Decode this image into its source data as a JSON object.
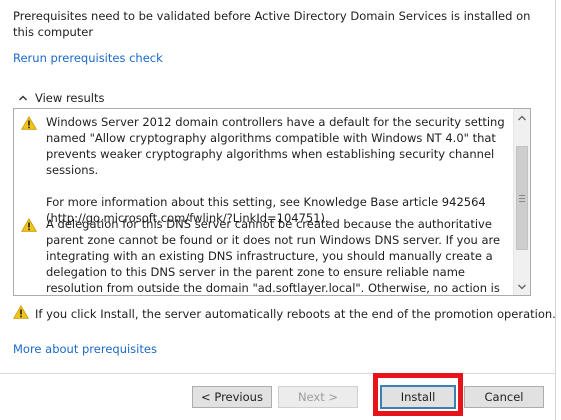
{
  "heading": "Prerequisites need to be validated before Active Directory Domain Services is installed on this computer",
  "rerun_link": "Rerun prerequisites check",
  "view_results": {
    "label": "View results",
    "icon": "chevron-up-icon",
    "entries": [
      {
        "icon": "warning-icon",
        "paragraphs": [
          "Windows Server 2012 domain controllers have a default for the security setting named \"Allow cryptography algorithms compatible with Windows NT 4.0\" that prevents weaker cryptography algorithms when establishing security channel sessions.",
          "For more information about this setting, see Knowledge Base article 942564 (http://go.microsoft.com/fwlink/?LinkId=104751)."
        ]
      },
      {
        "icon": "warning-icon",
        "paragraphs": [
          "A delegation for this DNS server cannot be created because the authoritative parent zone cannot be found or it does not run Windows DNS server. If you are integrating with an existing DNS infrastructure, you should manually create a delegation to this DNS server in the parent zone to ensure reliable name resolution from outside the domain \"ad.softlayer.local\". Otherwise, no action is required."
        ]
      }
    ]
  },
  "reboot_notice": "If you click Install, the server automatically reboots at the end of the promotion operation.",
  "more_link": "More about prerequisites",
  "buttons": {
    "previous": "< Previous",
    "next": "Next >",
    "install": "Install",
    "cancel": "Cancel"
  },
  "colors": {
    "link": "#1b6ac9",
    "warning": "#f0c419",
    "highlight": "#e8141c"
  }
}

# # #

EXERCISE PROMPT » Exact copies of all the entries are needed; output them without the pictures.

OUTPUT OF THE TASK »
Decode this image into its source data as a JSON object.
{
  "heading": "Prerequisites need to be validated before Active Directory Domain Services is installed on this computer",
  "rerun_link": "Rerun prerequisites check",
  "view_results": {
    "label": "View results",
    "icon": "chevron-up-icon",
    "entries": [
      {
        "icon": "warning-icon",
        "paragraphs": [
          "Windows Server 2012 domain controllers have a default for the security setting named \"Allow cryptography algorithms compatible with Windows NT 4.0\" that prevents weaker cryptography algorithms when establishing security channel sessions.",
          "For more information about this setting, see Knowledge Base article 942564 (http://go.microsoft.com/fwlink/?LinkId=104751)."
        ]
      },
      {
        "icon": "warning-icon",
        "paragraphs": [
          "A delegation for this DNS server cannot be created because the authoritative parent zone cannot be found or it does not run Windows DNS server. If you are integrating with an existing DNS infrastructure, you should manually create a delegation to this DNS server in the parent zone to ensure reliable name resolution from outside the domain \"ad.softlayer.local\". Otherwise, no action is required."
        ]
      }
    ]
  },
  "reboot_notice": "If you click Install, the server automatically reboots at the end of the promotion operation.",
  "more_link": "More about prerequisites",
  "buttons": {
    "previous": "< Previous",
    "next": "Next >",
    "install": "Install",
    "cancel": "Cancel"
  },
  "colors": {
    "link": "#1b6ac9",
    "warning": "#f0c419",
    "highlight": "#e8141c"
  }
}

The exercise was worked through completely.